RECORDS TO PROCESS >>
========

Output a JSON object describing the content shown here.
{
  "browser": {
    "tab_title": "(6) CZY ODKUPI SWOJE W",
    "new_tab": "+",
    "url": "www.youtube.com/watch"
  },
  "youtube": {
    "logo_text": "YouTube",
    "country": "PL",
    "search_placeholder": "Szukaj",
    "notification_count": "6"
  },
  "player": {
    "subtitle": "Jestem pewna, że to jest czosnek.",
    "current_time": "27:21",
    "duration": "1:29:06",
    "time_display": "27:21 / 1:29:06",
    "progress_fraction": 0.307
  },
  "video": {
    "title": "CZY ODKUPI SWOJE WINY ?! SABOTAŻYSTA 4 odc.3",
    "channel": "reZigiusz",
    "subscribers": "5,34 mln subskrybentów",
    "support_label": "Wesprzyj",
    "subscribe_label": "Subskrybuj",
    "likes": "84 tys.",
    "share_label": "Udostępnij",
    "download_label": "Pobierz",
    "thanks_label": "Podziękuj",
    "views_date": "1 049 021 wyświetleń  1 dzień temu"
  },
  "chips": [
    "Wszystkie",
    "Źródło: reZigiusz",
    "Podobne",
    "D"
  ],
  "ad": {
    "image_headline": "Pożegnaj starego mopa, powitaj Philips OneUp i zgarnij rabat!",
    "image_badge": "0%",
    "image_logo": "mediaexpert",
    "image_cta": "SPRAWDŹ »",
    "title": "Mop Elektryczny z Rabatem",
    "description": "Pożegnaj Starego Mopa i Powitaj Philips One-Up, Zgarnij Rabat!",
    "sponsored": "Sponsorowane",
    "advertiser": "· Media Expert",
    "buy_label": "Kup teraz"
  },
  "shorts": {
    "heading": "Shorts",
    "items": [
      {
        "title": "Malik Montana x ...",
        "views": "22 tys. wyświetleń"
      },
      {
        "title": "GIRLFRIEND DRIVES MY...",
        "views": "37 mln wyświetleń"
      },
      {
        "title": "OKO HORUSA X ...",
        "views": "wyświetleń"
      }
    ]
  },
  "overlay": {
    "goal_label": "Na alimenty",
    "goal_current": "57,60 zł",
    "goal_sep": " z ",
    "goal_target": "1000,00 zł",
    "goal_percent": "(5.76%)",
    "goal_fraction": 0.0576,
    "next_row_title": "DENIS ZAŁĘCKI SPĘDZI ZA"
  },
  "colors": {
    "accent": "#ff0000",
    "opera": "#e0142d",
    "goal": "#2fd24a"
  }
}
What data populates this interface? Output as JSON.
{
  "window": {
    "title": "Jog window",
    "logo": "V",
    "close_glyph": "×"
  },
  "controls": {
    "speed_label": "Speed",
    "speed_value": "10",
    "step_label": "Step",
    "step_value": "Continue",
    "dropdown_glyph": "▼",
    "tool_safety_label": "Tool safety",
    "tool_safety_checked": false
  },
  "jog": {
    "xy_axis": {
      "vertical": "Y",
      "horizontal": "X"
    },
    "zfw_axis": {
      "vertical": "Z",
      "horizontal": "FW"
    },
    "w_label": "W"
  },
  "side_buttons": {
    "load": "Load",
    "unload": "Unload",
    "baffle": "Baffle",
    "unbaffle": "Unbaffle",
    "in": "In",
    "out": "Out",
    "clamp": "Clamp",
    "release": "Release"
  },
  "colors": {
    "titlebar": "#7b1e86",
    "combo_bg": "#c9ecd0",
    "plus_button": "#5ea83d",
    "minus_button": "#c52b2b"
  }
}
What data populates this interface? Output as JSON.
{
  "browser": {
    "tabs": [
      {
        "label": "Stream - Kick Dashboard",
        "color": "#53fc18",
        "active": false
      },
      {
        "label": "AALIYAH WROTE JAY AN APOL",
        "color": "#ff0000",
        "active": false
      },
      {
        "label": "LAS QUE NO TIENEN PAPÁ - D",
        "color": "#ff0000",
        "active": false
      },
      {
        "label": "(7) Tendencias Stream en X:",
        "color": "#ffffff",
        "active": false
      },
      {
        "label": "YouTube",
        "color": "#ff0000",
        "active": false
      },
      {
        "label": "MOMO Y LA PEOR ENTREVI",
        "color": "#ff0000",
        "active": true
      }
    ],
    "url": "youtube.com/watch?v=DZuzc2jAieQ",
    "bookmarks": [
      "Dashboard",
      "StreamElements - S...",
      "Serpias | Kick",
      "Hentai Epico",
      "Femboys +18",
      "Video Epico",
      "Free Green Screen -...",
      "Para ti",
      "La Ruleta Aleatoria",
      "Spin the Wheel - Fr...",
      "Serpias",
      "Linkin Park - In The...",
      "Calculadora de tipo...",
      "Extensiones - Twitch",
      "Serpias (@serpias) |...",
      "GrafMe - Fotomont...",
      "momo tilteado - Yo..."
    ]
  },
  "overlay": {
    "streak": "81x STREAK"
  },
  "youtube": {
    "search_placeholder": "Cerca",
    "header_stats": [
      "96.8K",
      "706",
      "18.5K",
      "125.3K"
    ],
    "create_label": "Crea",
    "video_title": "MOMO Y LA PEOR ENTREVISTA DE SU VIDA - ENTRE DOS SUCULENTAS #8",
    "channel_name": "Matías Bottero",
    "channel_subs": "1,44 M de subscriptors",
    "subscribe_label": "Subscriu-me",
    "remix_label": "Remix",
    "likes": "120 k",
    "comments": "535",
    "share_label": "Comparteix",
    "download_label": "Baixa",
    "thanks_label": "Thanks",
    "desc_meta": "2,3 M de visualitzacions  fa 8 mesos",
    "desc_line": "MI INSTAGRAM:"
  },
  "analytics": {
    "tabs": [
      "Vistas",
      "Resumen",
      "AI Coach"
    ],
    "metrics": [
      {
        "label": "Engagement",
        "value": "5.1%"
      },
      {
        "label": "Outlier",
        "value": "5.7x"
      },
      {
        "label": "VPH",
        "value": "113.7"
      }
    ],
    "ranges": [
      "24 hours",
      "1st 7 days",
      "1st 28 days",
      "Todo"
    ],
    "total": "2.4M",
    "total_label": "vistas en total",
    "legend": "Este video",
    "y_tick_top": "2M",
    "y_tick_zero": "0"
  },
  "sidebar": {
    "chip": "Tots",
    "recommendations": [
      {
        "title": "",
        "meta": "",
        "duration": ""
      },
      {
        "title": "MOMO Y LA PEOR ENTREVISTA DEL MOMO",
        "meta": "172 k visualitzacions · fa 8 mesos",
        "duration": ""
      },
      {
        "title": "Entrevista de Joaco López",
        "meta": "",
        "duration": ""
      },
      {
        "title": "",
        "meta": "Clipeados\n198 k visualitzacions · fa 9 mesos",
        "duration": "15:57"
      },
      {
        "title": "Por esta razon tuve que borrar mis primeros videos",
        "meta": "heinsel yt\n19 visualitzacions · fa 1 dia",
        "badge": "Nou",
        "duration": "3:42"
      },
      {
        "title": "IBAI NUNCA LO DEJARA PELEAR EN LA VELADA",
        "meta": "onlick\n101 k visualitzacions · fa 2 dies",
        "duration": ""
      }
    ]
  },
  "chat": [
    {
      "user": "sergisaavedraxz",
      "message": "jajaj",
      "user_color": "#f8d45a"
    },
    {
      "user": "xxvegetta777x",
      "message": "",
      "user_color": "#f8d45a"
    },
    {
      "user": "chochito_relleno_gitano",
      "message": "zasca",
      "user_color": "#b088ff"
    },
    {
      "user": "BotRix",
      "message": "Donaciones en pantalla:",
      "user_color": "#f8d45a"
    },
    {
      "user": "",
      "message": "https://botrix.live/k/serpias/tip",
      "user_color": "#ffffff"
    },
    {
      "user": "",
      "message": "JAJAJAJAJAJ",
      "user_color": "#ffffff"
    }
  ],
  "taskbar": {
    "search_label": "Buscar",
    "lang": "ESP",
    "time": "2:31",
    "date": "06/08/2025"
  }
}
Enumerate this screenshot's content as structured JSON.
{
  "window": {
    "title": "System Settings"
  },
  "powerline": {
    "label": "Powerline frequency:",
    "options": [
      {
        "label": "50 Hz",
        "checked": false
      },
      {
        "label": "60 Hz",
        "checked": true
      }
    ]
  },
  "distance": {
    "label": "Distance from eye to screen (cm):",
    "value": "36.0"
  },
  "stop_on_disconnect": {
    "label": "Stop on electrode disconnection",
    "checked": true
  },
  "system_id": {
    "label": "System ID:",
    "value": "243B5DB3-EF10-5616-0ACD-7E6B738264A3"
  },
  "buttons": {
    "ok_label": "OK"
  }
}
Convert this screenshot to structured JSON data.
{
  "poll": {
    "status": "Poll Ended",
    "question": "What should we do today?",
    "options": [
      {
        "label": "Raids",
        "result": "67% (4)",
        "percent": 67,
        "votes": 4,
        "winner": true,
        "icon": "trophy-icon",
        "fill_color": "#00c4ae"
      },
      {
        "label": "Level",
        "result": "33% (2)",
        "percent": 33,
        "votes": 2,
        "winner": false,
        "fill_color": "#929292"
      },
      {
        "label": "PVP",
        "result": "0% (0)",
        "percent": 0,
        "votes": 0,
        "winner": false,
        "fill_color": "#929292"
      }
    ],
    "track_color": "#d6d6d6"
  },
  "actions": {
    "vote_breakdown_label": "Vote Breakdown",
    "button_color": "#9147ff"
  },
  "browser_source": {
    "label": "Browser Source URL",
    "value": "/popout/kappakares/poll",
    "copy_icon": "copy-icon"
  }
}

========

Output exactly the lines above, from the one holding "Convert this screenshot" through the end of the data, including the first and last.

WRITTEN RESPONSE >>
Convert this screenshot to structured JSON data.
{
  "poll": {
    "status": "Poll Ended",
    "question": "What should we do today?",
    "options": [
      {
        "label": "Raids",
        "result": "67% (4)",
        "percent": 67,
        "votes": 4,
        "winner": true,
        "icon": "trophy-icon",
        "fill_color": "#00c4ae"
      },
      {
        "label": "Level",
        "result": "33% (2)",
        "percent": 33,
        "votes": 2,
        "winner": false,
        "fill_color": "#929292"
      },
      {
        "label": "PVP",
        "result": "0% (0)",
        "percent": 0,
        "votes": 0,
        "winner": false,
        "fill_color": "#929292"
      }
    ],
    "track_color": "#d6d6d6"
  },
  "actions": {
    "vote_breakdown_label": "Vote Breakdown",
    "button_color": "#9147ff"
  },
  "browser_source": {
    "label": "Browser Source URL",
    "value": "/popout/kappakares/poll",
    "copy_icon": "copy-icon"
  }
}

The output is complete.